Of 100 9th graders, about 70 will complete high school. Within that group, about 44 will start college, but 22 will drop out before earning any type of certification. Another 8 will earn either a certificate or associates degree within 6 years, and just 14 of the original 100 students will earn a bachelor's degree.

"It is a grim scenario, but we don't have to accept it," Ross said. "We can create much stronger linkages between school, college and work so young people don't flounder when they leave high school or college."

Teens face toughest job market on record, study says - Mar. 14, 2014

Reply With Quote


futures io > > > > Teens face toughest job market on record

Thread Tools Search this Thread
Search this Thread:

Advanced Search

Upcoming Webinars and Events (4:30PM ET unless noted)

July Journal Challenge - $500 in Amazon Gift Cards!


AXESS Trader: Powerful Cloud Based Trading Platform w/GFF Brokers

Jul 17

TBA: FuturesTrader71 w/Morad Askar

Elite only

Similar Threads
Thread Thread Starter Forum Replies Last Post
El-Erian: Fed Faces One Of Its Toughest Jobs Ever Quick Summary News and Current Events 0 March 12th, 2013 11:50 AM
Six More Reasons Why the Job Market in the US Is Still Bad Quick Summary News and Current Events 0 December 6th, 2011 01:50 PM
Only Toughest Thrive in Glencore's Trading Culture Quick Summary News and Current Events 0 April 18th, 2011 01:20 AM
Planned Job Cuts in January Are the Lowest on Record Quick Summary News and Current Events 0 February 2nd, 2011 07:40 AM
Market Maker's job alex123 Psychology and Money Management 5 November 12th, 2009 01:55 AM

All times are GMT -4. The time now is 06:31 PM. (this page content is cached, log in for real-time version)

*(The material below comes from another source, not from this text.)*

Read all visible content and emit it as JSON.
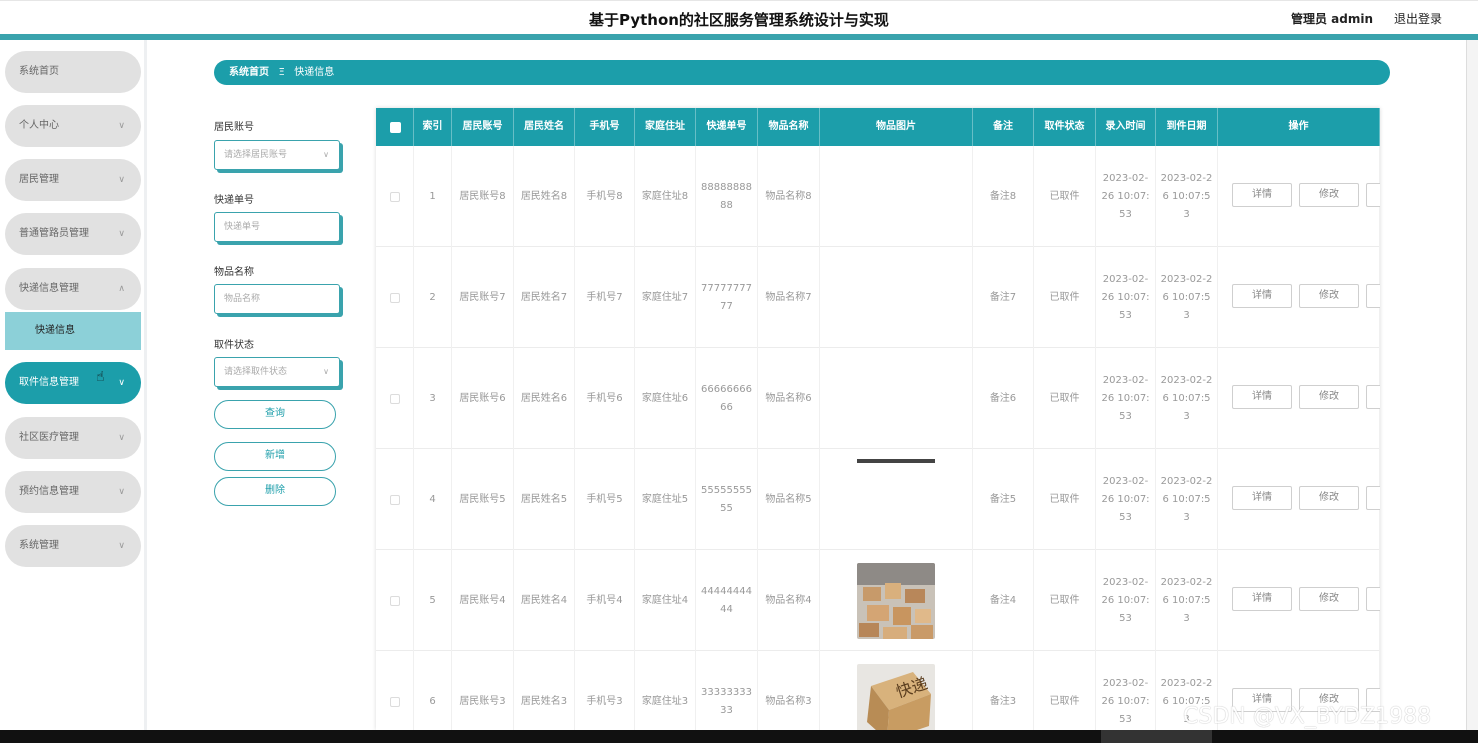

Copyright © 2018 by futures io, s.a., Av Ricardo J. Alfaro, Century Tower, Panama, +507 833-9432, info@futures.io
All information is for educational use only and is not investment advice.
There is a substantial risk of loss in trading commodity futures, stocks, options and foreign exchange products. Past performance is not indicative of future results.
no new posts
Page generated 2018-07-17 in 0.08 seconds with 14 queries on phoenix